Op-Amp Properties: Bias Current & Cost
Bipolar-input op-amps not only have larger noise currents than their JFET equivalents; they also have much larger bias currents. These are the base currents taken by the input transistors. This current is much larger than the input offset current, which is the difference between the bias current for the two inputs.
For example, the 5532A has a typical bias current of 200 nA, compared with a much smaller input offset current of 10 nA. The LM4562 has a lower bias current of 10 nA typical, 72 nA maximum. In the case of the 5532/4 the bias current flows into the input pins as the input transistors are NPN.
Bias currents are a considerable nuisance; when they flow through variable resistors they make them noisy when moved. They will also cause significant DC offsets when they flow through high-value resistors.
It is often recommended that the effect of bias currents can be canceled out by making the resistance seen by each op-amp input equal. Figure 4.1(a) shows a shunt-feedback stage with a 22 kΩ feedback resistor. When 200 nA flows through this it will generate a DC offset of 4.4 mV, which is rather more than we would expect from the input offset voltage error.
If an extra resistance Rcompen, of the same value as the feedback resistor, is inserted into the non-inverting input circuit then the offset will be canceled. This strategy works well and is done almost automatically by many designers. However, there is a snag. The resistance Rcompen generates extra Johnson noise, and to prevent this it is necessary to shunt the resistance with a capacitor, as in Figure 4.1(b).
Figure 4.1: Compensating for bias-current errors in a shunt-feedback stage. The compensating resistor must be bypassed by a capacitor C2 to prevent it adding Johnson noise to the stage
This extra component costs money and takes up PCB space, so it is questionable if this technique is actually very useful for audio work. It is usually more economical to allow offsets to accumulate in a chain of op-amps, and then remove the DC voltage with a single output blocking capacitor. This assumes that there are no stages with a large DC gain, and that the offsets are not large enough to significantly reduce the available voltage swing. Care must also be taken if controls are involved, because even a small DC voltage across a potentiometer will cause it to become crackly, especially as it wears.
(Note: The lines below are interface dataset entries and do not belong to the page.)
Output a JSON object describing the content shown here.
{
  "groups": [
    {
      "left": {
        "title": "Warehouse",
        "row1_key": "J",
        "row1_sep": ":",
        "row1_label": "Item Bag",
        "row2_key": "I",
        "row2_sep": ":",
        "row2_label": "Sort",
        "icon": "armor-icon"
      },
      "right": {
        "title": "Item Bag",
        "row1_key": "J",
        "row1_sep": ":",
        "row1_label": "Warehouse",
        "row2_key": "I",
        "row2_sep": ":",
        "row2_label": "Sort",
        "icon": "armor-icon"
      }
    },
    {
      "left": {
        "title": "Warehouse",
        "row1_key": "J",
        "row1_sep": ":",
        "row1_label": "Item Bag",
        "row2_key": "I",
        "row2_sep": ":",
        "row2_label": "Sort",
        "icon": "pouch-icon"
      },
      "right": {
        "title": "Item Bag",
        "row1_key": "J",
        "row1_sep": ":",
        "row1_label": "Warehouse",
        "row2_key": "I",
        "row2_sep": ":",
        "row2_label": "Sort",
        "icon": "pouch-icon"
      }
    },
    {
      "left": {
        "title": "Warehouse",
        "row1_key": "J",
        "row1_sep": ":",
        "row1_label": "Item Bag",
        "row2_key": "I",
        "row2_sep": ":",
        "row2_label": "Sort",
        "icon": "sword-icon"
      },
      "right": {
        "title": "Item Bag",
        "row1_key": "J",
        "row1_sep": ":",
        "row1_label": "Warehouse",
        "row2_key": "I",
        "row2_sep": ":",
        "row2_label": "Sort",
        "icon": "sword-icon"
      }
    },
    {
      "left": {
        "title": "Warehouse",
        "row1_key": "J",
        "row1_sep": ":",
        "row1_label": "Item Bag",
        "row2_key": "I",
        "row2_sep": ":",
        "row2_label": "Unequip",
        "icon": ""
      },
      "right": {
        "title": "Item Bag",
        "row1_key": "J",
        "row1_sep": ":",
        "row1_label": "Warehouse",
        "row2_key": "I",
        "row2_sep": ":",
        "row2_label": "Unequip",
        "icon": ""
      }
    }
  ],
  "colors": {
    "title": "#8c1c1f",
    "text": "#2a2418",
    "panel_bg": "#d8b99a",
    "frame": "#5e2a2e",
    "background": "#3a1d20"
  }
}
FET input op-amps have very low bias current at room temperature; however, it doubles for every 10°C rise. This is pretty unlikely to cause trouble in most audio applications, but a combination of high internal temperatures and high-value pots could lead to some unexpected crackling noises.
Op-Amp Properties: Cost
While it may not appear on the data sheet, the price of an op-amp is obviously a major factor in deciding whether or not to use it. Table 4.3 was derived from the averaged prices for 1+ and 25+ quantities across a number of UK distributors. At the time of writing (September 2009) the cheapest popular op-amps are the TL072 and the 5532, and these happened to come out at exactly the same price, so their price is taken as unity and used as the basis for the price ratios given.
TABLE 4.3 Op-amps ranked by price (2009) relative to 5532 and TL072
Table 4.3 was compiled using prices for DIL packaging and the cheapest variant of each type. Price is per package and not per op-amp section. It is obviously only a rough guide. Purchasing in large quantities or in different countries may change the rankings somewhat (even going from 1+ to 25+ causes some changes) but the basic look of things will not alter too much. One thing is obvious – the 5532 is one of the great op-amp bargains of all time.